Yet somehow we care about them, and two scenes make the point. In one, a character goes off stage, apparently to commit suicide. Tension builds in the audience as other characters obliviously go about their business. We scarcely know these people and have no reason to care about them, but the tension is palpable. Despite ourselves, we root for her.
The second scene is when the sisters learn that their hospitalized grandfather has lapsed into a coma. For no good reason, they break into uproarious and infectious laughter, a ridiculous response that is nevertheless familiar to those of us who have had similar reactions to deaths in the family. The line between comedy and tragedy is thin indeed, and Henley walks that narrow line brilliantly.
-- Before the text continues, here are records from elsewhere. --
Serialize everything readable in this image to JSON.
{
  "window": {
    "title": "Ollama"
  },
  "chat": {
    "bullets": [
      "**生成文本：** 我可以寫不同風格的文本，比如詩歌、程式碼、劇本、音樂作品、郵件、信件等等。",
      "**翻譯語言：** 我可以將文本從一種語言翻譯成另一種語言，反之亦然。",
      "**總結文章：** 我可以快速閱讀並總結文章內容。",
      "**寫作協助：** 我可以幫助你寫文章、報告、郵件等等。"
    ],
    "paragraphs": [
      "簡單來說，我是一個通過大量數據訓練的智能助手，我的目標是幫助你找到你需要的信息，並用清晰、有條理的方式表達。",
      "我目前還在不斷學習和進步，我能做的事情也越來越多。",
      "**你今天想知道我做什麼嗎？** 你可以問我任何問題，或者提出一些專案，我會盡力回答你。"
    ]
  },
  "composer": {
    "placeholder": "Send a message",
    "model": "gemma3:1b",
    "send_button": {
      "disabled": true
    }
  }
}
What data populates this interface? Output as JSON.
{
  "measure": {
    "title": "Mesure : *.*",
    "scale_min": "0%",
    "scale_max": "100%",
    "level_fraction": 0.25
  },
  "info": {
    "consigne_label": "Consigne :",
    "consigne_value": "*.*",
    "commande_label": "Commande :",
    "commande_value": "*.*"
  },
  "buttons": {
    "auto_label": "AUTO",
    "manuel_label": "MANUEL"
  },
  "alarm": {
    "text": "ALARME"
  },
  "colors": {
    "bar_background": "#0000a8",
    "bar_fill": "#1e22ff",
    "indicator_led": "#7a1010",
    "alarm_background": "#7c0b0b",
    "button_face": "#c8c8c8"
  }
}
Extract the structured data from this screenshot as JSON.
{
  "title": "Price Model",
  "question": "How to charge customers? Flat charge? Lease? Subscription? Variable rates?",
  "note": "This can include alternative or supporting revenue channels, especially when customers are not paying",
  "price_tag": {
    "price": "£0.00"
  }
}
None of this would work without a first-rate cast, and here the company’s production really excels. If — when — you go see this play, notice how Steffan, Hardy and Corcoran react when they aren’t speaking. Their expressions, their gestures, their reactions provide the punchlines for many of the jokes and punctuate the worst of the tragedies. Pretty soon, we forget all about those Mississippi accents.
Best of all, the three may not look like sisters, but they sure act like them, alternately furious but affectionate, critical but supportive, insensitive but inseparable. They know each other much too well: Lenny’s insecurity about her undersized ovary, Babe’s not-so-secret infidelity, Meg’s raw toughness, which she augmented as a child by looking at polio-stricken children on March of Dimes posters, then spending her own dimes on ice cream cones.
Urged by her cousin Chick (Wendy Kessler) to stop smoking for her health, Meg replies, “That’s what I like about it best, Chick. Taking a drag off of death.” Even the two smaller male roles have their demons: Doc (Chas Llewellyn), now married, is still drawn to Meg, and Babe’s lawyer (Richard Leeds) is working out a personal vendetta against Babe’s husband.
Altogether, the play is moving and absorbing, with the performances enhanced by Huisenga’s crisp direction and Mark Huisenga’s set design. The action all takes place in a kitchen set in 1974, complete with Philco refrigerator, Trimline phone, family photos and the famous “Grace” photograph of an elderly man praying over a loaf of bread.
The set shows that Yellowstone Repertory Theatre is as intent on getting the little things right as the big things. Here’s looking forward to another strong season.
“Crimes of the Heart” continues at NOVA Center for the Performing Arts at 7:30 p.m. Fridays and Saturdays through June 23, with a 2 p.m. matinee on June 27. Tickets are $22 and $15.